Puiseux excelled especially in mathematical analysis. In his account of algebraic functions, first published in the "Journal de Liouville" (1851), he introduced new methods, marking an epoch in this subject. His numerous contributions to celestial mechanics have considerably advanced knowledge in this direction. He supervised the new edition of Laplace's works, published under the auspices of the Academy of Sciences, revising all the formulae and scrupulously verifying all his calculations in celestial mechanics. He performed a great deal of dry and laborious work himself, such as the reduction of the observations on the moon at Paris during the years 1801-29, and the intricate computations and deductions from the observations on the transit of Venus in 1874 and again in 1882. He had also a decided taste for botany and natural sciences in general. He was fond of philosophy and the classics.

While a student at the normal school he took part in the religious discussions of the day, displaying strong convictions and a keen intelligence. He seconded the efforts of his friend and comrade in the school, Pierre Olivant, founding with him a Society of St. Vincent de Paul among the students and devoting a large part of his vacations to works of charity. His kindness, his charity, and above all his simple, unaffected modesty overshadowed even his talents. His election (1871) to the French Academy was unanimous. Bertrand says of it: "The election was due to his merit, but its unanimity, to his character". As a last wish he requested that no discourse should be held over his body. His profound faith helped him to bear with resignation the death of a devoted wife and of four grown children. A great number of his memoranda are to be found in "Journal des Savants", "Journi de Lionville", "Comptes Rendus", "Recueils des savants strangers", "Annales de l'Observatoire de Paris". He edited "Connaissance des Temps" (Paris) from 1868 to 1872 and from 1864 with Bertrand "Annales scientifiques de l'ecole normale supérieure".
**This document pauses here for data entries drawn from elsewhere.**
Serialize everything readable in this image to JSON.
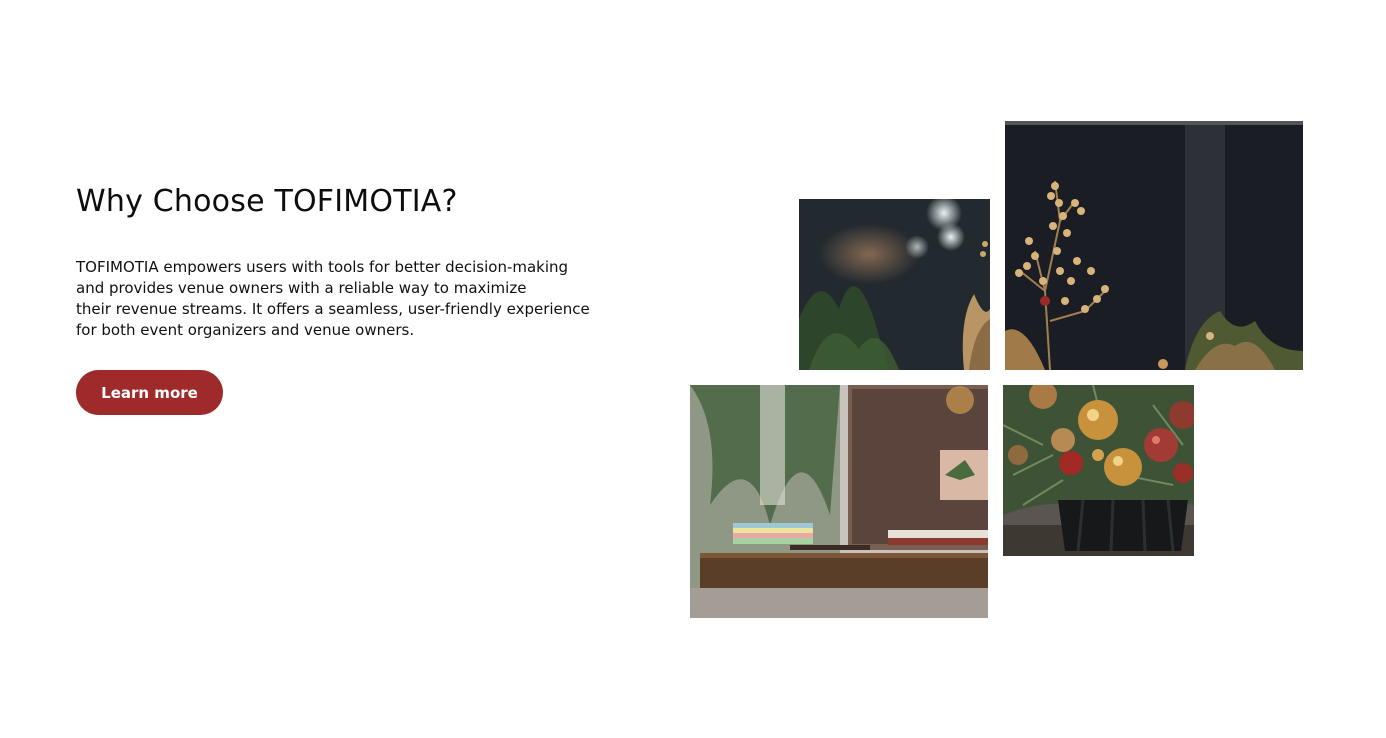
{
  "section": {
    "title": "Why Choose TOFIMOTIA?",
    "description_lines": [
      "TOFIMOTIA empowers users with tools for better decision-making",
      "and provides venue owners with a reliable way to maximize",
      "their revenue streams. It offers a seamless, user-friendly experience",
      "for both event organizers and venue owners."
    ],
    "cta_label": "Learn more"
  },
  "colors": {
    "accent": "#9e2a2b",
    "text": "#111111",
    "background": "#ffffff"
  },
  "gallery": [
    {
      "name": "photo-bokeh-plant"
    },
    {
      "name": "photo-golden-berry-branch"
    },
    {
      "name": "photo-desk-laptop"
    },
    {
      "name": "photo-ornament-arrangement"
    }
  ]
}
WILLIAM FOX


discuss this article | send to a friend

Discussion on 'Victor-Alexandre Puiseux'











prev: Augustus Welby Northmore Pugin Augustus Welby Northmore Pugin Casimir Pulaski next: Casimir Pulaski

Report translation problem

*Description: Copy and paste the phrase with the problem or describe how the trascription can be fixed.
  * denotes required field
Severity:

Featured

Art Gallery
Art Gallery

Catholic Q & A


Popular Subjects
Top 20 Questions

Ask A Faith Question

Quotable Catholics RSS

"Lord, show me Thy ways."
-- Thaddaeus Daly, O.S.F., who was hanged, drawn, and quartered at Limerick, 1 January, 1579; witnesses report that his head when cut off distinctly uttered these words.

Donations

Latest OCE Discussion



Your usage constitutes agreement with User License :: Permissions :: Copyright © 2014, Catholic Answers.
Site last updated Aug 12, 2013